(Dataset rows describing interfaces)

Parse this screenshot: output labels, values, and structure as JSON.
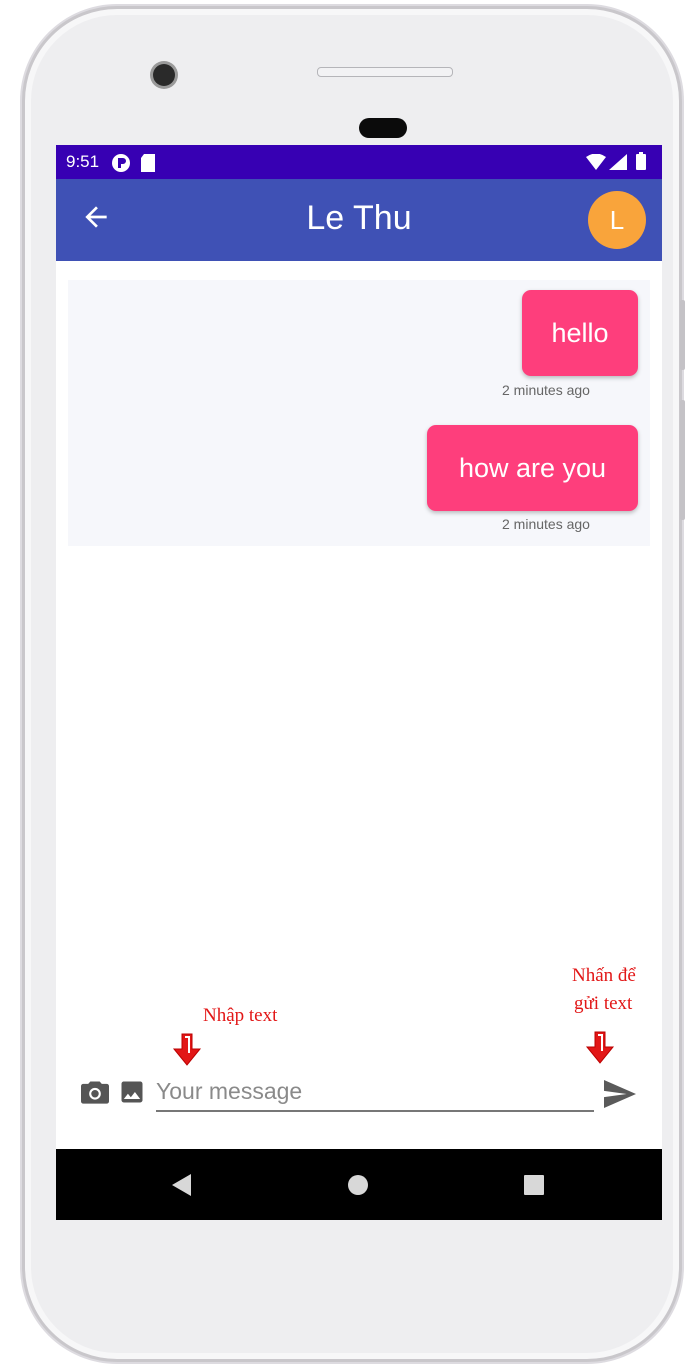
{
  "status": {
    "time": "9:51"
  },
  "appbar": {
    "title": "Le Thu",
    "avatar_letter": "L"
  },
  "messages": [
    {
      "text": "hello",
      "time": "2 minutes ago"
    },
    {
      "text": "how are you",
      "time": "2 minutes ago"
    }
  ],
  "composer": {
    "placeholder": "Your message",
    "value": ""
  },
  "annotations": {
    "input_hint": "Nhập text",
    "send_hint_line1": "Nhấn để",
    "send_hint_line2": "gửi text"
  },
  "colors": {
    "status_bar": "#3700b3",
    "app_bar": "#3f51b5",
    "bubble": "#fe3e7c",
    "avatar": "#f9a43b",
    "annotation": "#e21717"
  }
}
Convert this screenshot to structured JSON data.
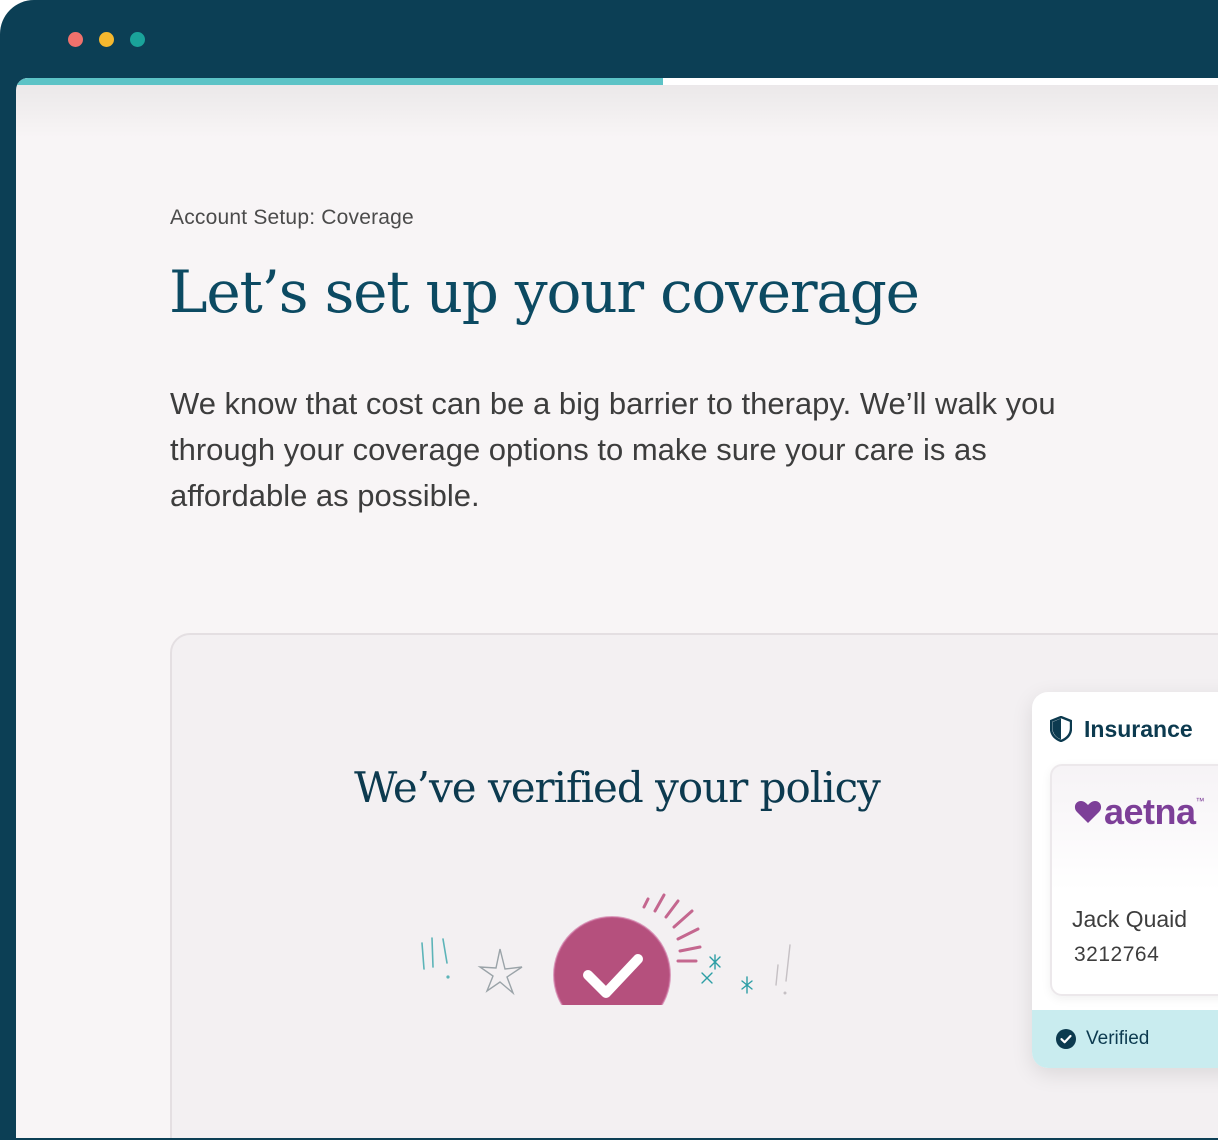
{
  "window": {
    "controls": [
      "close",
      "minimize",
      "maximize"
    ]
  },
  "progress": {
    "fraction": 0.53
  },
  "page": {
    "eyebrow": "Account Setup: Coverage",
    "headline": "Let’s set up your coverage",
    "intro": "We know that cost can be a big barrier to therapy. We’ll walk you through your coverage options to make sure your care is as affordable as possible."
  },
  "status_card": {
    "title": "We’ve verified your policy",
    "icon": "check-circle-icon"
  },
  "insurance": {
    "title": "Insurance",
    "icon": "shield-icon",
    "carrier_logo": {
      "text": "aetna",
      "tm": "™"
    },
    "member_name": "Jack Quaid",
    "member_id": "3212764",
    "status": "Verified"
  },
  "colors": {
    "window_frame": "#0c3f55",
    "progress": "#5cc3c6",
    "headline": "#0c4a62",
    "check_badge": "#b5507d",
    "aetna_purple": "#7d3f98",
    "verified_bg": "#c9ecef"
  }
}
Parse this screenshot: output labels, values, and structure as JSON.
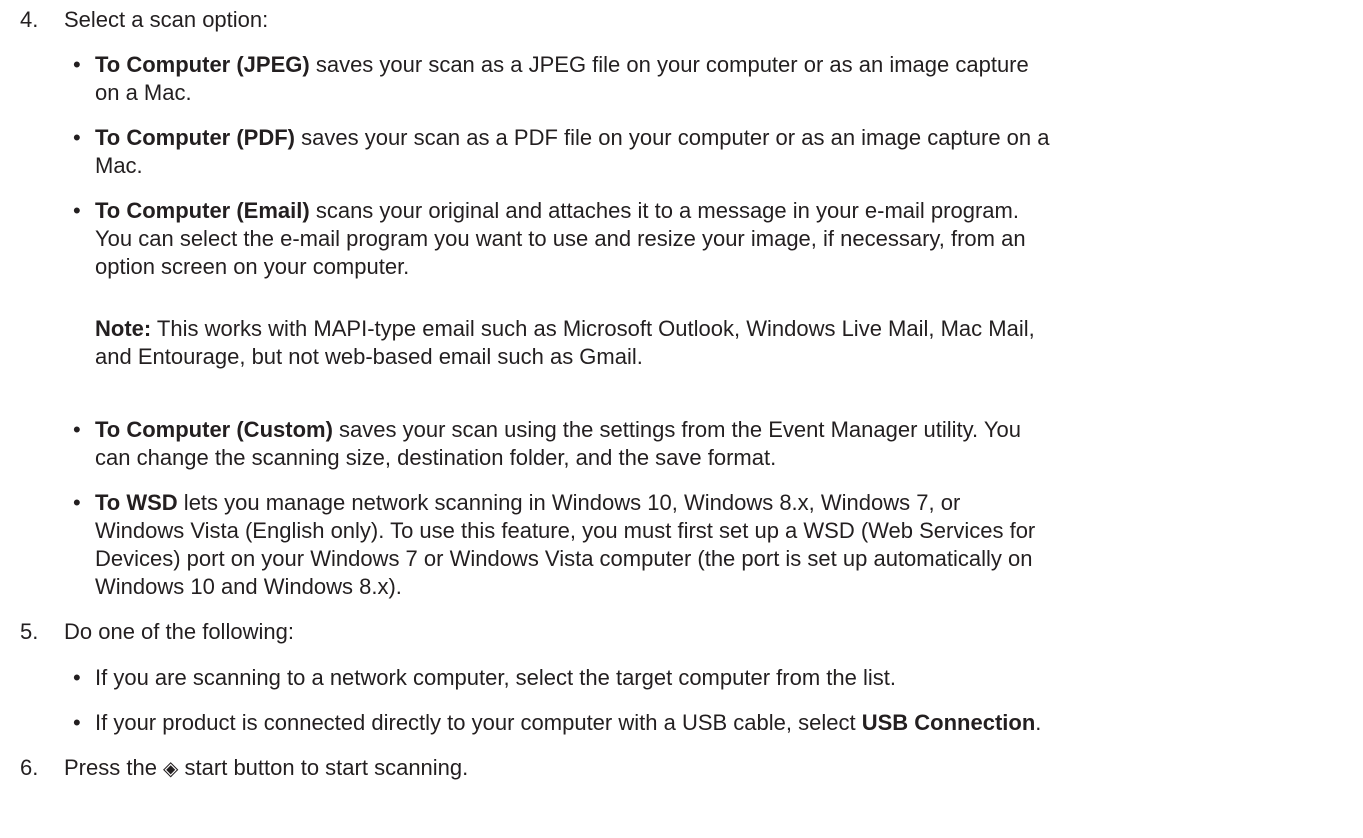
{
  "steps": {
    "s4": {
      "number": "4.",
      "text": "Select a scan option:",
      "items": [
        {
          "term": "To Computer (JPEG)",
          "line1": " saves your scan as a JPEG file on your computer or as an image capture",
          "line2": "on a Mac."
        },
        {
          "term": "To Computer (PDF)",
          "line1": " saves your scan as a PDF file on your computer or as an image capture on a",
          "line2": "Mac."
        },
        {
          "term": "To Computer (Email)",
          "line1": " scans your original and attaches it to a message in your e-mail program.",
          "line2": "You can select the e-mail program you want to use and resize your image, if necessary, from an",
          "line3": "option screen on your computer."
        },
        {
          "term": "To Computer (Custom)",
          "line1": " saves your scan using the settings from the Event Manager utility. You",
          "line2": "can change the scanning size, destination folder, and the save format."
        },
        {
          "term": "To WSD",
          "line1": " lets you manage network scanning in Windows 10, Windows 8.x, Windows 7, or",
          "line2": "Windows Vista (English only). To use this feature, you must first set up a WSD (Web Services for",
          "line3": "Devices) port on your Windows 7 or Windows Vista computer (the port is set up automatically on",
          "line4": "Windows 10 and Windows 8.x)."
        }
      ],
      "note": {
        "label": "Note:",
        "line1": " This works with MAPI-type email such as Microsoft Outlook, Windows Live Mail, Mac Mail,",
        "line2": "and Entourage, but not web-based email such as Gmail."
      }
    },
    "s5": {
      "number": "5.",
      "text": "Do one of the following:",
      "items": [
        {
          "line1": "If you are scanning to a network computer, select the target computer from the list."
        },
        {
          "line1": "If your product is connected directly to your computer with a USB cable, select ",
          "term": "USB Connection",
          "tail": "."
        }
      ]
    },
    "s6": {
      "number": "6.",
      "text_before": "Press the ",
      "icon": "start-icon",
      "icon_glyph": "◈",
      "text_after": " start button to start scanning."
    }
  },
  "bullet": "•"
}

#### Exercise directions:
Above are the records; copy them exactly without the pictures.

#### Result of the task:
Parse this screenshot: output labels, values, and structure as JSON.
{
  "status": {
    "time": "9:51"
  },
  "appbar": {
    "title": "Le Thu",
    "avatar_letter": "L"
  },
  "messages": [
    {
      "text": "hello",
      "time": "2 minutes ago"
    },
    {
      "text": "how are you",
      "time": "2 minutes ago"
    }
  ],
  "composer": {
    "placeholder": "Your message",
    "value": ""
  },
  "annotations": {
    "input_hint": "Nhập text",
    "send_hint_line1": "Nhấn để",
    "send_hint_line2": "gửi text"
  },
  "colors": {
    "status_bar": "#3700b3",
    "app_bar": "#3f51b5",
    "bubble": "#fe3e7c",
    "avatar": "#f9a43b",
    "annotation": "#e21717"
  }
}
Convert this screenshot to structured JSON data.
{
  "window": {
    "controls": [
      "close",
      "minimize",
      "maximize"
    ]
  },
  "progress": {
    "fraction": 0.53
  },
  "page": {
    "eyebrow": "Account Setup: Coverage",
    "headline": "Let’s set up your coverage",
    "intro": "We know that cost can be a big barrier to therapy. We’ll walk you through your coverage options to make sure your care is as affordable as possible."
  },
  "status_card": {
    "title": "We’ve verified your policy",
    "icon": "check-circle-icon"
  },
  "insurance": {
    "title": "Insurance",
    "icon": "shield-icon",
    "carrier_logo": {
      "text": "aetna",
      "tm": "™"
    },
    "member_name": "Jack Quaid",
    "member_id": "3212764",
    "status": "Verified"
  },
  "colors": {
    "window_frame": "#0c3f55",
    "progress": "#5cc3c6",
    "headline": "#0c4a62",
    "check_badge": "#b5507d",
    "aetna_purple": "#7d3f98",
    "verified_bg": "#c9ecef"
  }
}
Parse this screenshot: output labels, values, and structure as JSON.
{
  "steps": {
    "s4": {
      "number": "4.",
      "text": "Select a scan option:",
      "items": [
        {
          "term": "To Computer (JPEG)",
          "line1": " saves your scan as a JPEG file on your computer or as an image capture",
          "line2": "on a Mac."
        },
        {
          "term": "To Computer (PDF)",
          "line1": " saves your scan as a PDF file on your computer or as an image capture on a",
          "line2": "Mac."
        },
        {
          "term": "To Computer (Email)",
          "line1": " scans your original and attaches it to a message in your e-mail program.",
          "line2": "You can select the e-mail program you want to use and resize your image, if necessary, from an",
          "line3": "option screen on your computer."
        },
        {
          "term": "To Computer (Custom)",
          "line1": " saves your scan using the settings from the Event Manager utility. You",
          "line2": "can change the scanning size, destination folder, and the save format."
        },
        {
          "term": "To WSD",
          "line1": " lets you manage network scanning in Windows 10, Windows 8.x, Windows 7, or",
          "line2": "Windows Vista (English only). To use this feature, you must first set up a WSD (Web Services for",
          "line3": "Devices) port on your Windows 7 or Windows Vista computer (the port is set up automatically on",
          "line4": "Windows 10 and Windows 8.x)."
        }
      ],
      "note": {
        "label": "Note:",
        "line1": " This works with MAPI-type email such as Microsoft Outlook, Windows Live Mail, Mac Mail,",
        "line2": "and Entourage, but not web-based email such as Gmail."
      }
    },
    "s5": {
      "number": "5.",
      "text": "Do one of the following:",
      "items": [
        {
          "line1": "If you are scanning to a network computer, select the target computer from the list."
        },
        {
          "line1": "If your product is connected directly to your computer with a USB cable, select ",
          "term": "USB Connection",
          "tail": "."
        }
      ]
    },
    "s6": {
      "number": "6.",
      "text_before": "Press the ",
      "icon": "start-icon",
      "icon_glyph": "◈",
      "text_after": " start button to start scanning."
    }
  },
  "bullet": "•"
}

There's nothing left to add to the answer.